***** Records provided *****
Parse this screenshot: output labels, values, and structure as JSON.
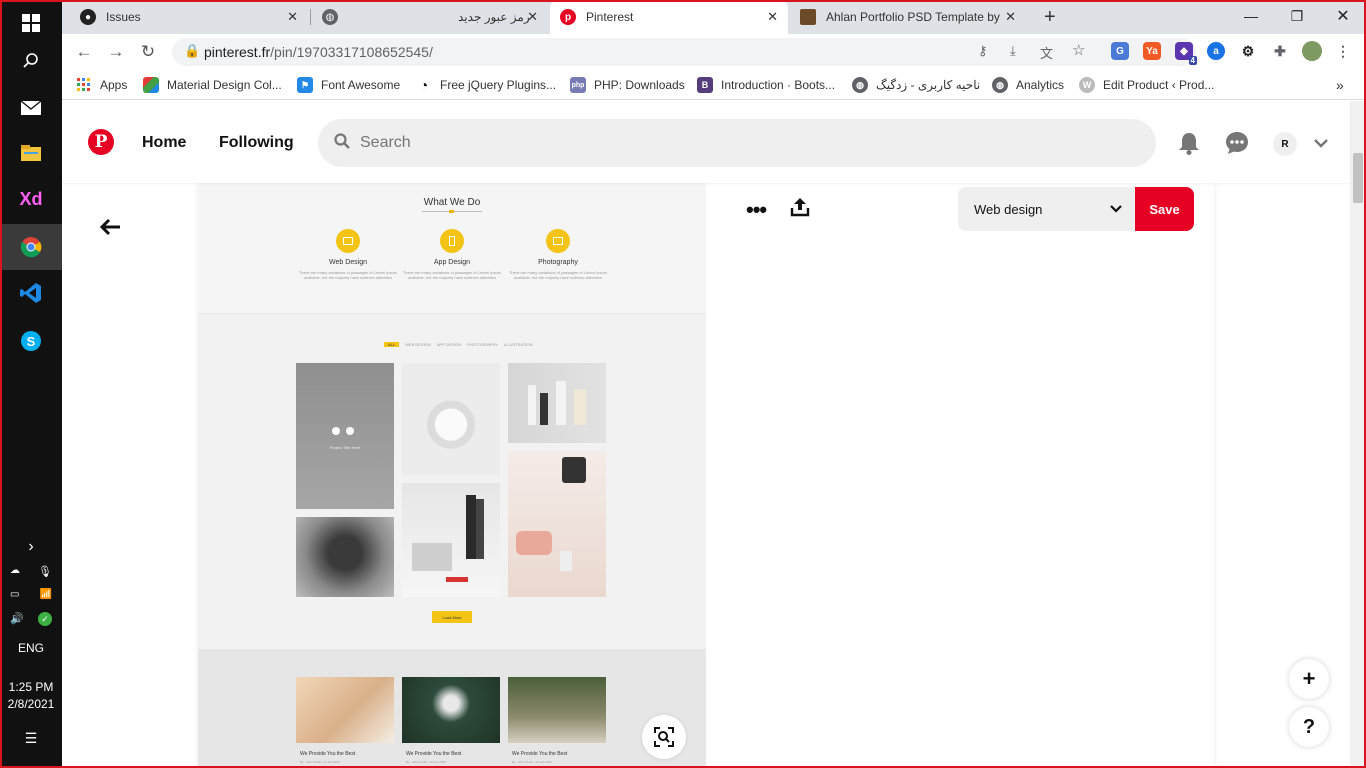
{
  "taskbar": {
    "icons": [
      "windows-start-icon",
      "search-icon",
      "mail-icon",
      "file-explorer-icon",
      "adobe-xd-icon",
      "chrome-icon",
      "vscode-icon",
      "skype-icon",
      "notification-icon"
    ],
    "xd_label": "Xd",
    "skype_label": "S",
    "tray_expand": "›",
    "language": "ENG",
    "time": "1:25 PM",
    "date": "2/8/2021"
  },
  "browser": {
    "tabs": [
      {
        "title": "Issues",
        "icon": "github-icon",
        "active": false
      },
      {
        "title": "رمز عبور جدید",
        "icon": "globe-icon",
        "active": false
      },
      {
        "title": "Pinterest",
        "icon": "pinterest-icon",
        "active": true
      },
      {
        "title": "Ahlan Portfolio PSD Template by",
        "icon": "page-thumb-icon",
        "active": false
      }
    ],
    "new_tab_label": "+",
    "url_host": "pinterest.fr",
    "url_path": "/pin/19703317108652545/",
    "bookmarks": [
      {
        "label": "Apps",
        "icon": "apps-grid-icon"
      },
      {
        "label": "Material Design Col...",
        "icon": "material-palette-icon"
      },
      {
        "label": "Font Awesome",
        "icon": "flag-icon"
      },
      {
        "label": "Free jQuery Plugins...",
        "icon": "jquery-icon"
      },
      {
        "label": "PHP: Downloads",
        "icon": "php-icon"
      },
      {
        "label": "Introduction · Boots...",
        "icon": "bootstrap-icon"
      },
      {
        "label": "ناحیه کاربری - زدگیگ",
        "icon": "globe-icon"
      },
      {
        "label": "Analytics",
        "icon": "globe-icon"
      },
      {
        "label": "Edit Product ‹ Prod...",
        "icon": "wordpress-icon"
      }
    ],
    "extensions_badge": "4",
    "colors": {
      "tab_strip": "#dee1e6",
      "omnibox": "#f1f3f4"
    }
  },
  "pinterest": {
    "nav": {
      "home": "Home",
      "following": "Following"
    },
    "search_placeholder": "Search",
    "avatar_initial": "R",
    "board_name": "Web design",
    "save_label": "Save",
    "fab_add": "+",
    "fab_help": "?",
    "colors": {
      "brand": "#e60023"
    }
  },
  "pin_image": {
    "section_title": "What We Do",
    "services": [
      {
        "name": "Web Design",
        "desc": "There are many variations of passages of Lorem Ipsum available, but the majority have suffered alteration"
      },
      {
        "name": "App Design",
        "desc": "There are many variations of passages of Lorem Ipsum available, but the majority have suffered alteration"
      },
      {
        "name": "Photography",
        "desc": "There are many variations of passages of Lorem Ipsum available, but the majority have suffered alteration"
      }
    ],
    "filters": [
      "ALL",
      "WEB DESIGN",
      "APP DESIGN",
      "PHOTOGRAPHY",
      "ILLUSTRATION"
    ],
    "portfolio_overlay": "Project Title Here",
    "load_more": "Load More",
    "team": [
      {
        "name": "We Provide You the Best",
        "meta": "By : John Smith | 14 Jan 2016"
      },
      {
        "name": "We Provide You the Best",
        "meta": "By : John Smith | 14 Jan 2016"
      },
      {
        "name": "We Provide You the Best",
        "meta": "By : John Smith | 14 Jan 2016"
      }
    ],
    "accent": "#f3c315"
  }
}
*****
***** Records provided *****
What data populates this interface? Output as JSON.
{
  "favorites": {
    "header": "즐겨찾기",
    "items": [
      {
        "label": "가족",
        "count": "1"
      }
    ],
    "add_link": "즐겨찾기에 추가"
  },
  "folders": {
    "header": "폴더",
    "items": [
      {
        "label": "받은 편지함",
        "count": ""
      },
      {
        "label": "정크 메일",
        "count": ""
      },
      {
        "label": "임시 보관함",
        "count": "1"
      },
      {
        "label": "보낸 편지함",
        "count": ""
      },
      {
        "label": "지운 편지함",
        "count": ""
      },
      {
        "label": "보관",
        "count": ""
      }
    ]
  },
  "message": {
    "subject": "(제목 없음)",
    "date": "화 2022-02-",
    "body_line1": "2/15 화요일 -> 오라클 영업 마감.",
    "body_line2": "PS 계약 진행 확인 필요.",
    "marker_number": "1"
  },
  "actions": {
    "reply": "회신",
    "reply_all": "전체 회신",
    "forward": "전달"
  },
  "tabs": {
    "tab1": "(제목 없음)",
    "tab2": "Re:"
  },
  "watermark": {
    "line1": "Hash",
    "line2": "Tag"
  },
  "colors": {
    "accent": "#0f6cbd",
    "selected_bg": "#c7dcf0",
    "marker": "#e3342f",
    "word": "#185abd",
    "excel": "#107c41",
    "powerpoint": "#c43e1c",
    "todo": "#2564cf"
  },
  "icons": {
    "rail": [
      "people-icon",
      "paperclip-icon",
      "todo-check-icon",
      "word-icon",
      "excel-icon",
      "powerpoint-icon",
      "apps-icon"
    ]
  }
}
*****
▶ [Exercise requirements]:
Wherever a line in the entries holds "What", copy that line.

▶ [Task response]:
    "section_title": "What We Do",
What data populates this interface? Output as JSON.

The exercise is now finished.